The picture of the 2004 tsunami at Ao Nang, Krabi Province, Thailand on 26 December 2004, photo by David Rydevik, Stockholm, Sweden.
The 2004 Indian Ocean earthquake, with a magnitude of between 9.1 and 9.3 the second largest earthquake ever recorded, was an undersea earthquake that occurred at 00:58:53 UTC on December 26, 2004, with an epicentre off the west coast of Sumatra, Indonesia. The resultant tsunami hit 14 countries inundating coastal communities with waves up to 30 meters (100 feet) high; one of the deadliest natural disasters in recorded history, Indonesia, Sri Lanka, India, and Thailand were the hardest hit.
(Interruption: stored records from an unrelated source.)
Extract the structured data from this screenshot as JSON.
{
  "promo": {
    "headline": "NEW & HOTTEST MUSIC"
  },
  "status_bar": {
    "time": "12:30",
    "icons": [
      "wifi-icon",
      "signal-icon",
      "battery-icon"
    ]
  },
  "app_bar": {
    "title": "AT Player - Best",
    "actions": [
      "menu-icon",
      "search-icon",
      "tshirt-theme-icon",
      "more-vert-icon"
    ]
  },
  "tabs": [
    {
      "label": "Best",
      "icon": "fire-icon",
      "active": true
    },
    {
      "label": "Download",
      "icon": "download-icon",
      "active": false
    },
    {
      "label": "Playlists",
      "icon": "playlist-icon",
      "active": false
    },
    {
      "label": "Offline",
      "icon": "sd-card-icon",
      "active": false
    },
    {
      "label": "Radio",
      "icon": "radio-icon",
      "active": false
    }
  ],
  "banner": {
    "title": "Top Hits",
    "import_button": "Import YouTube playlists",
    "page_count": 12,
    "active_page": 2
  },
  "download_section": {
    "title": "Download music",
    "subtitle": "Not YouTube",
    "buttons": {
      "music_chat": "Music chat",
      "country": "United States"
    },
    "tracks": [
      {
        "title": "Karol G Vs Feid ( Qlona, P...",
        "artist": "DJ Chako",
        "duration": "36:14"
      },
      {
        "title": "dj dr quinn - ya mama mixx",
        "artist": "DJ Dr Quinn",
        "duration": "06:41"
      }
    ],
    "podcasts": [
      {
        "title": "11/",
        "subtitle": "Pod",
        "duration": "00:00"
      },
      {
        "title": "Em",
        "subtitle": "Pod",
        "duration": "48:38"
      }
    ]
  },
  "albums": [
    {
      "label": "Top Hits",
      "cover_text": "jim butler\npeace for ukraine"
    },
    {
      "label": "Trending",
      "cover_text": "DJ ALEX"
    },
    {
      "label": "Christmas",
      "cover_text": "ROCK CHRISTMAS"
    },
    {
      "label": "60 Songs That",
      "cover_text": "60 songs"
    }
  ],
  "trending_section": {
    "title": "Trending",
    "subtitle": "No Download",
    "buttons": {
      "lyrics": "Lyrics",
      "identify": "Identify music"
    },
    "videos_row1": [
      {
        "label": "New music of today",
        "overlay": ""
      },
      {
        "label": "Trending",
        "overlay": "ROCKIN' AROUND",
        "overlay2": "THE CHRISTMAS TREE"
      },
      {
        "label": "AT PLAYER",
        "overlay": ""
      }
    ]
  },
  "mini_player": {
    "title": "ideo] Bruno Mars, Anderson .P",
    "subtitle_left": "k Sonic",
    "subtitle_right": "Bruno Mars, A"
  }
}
Tsunamis are sea waves with long wavelength of long wave periods triggered by sudden movement of large volumes of water. In the open ocean the distance between two wave crests can be over 100 kilometers, and the wave periods can vary from five minutes to one hour. Such tsunamis can travel at speeds of 600 to 800 kilometers per hour, depending on the depth of water in the sea or ocean. Large tsunami waves, caused by an earthquake or a submarine (underwater) landslide, can overrun coastal areas on the path of tsunami in a matter of minutes. Tsunamis can also travel thousands of kilometers across the ocean and wreak destruction on far off shores hours after the earthquake that generated them.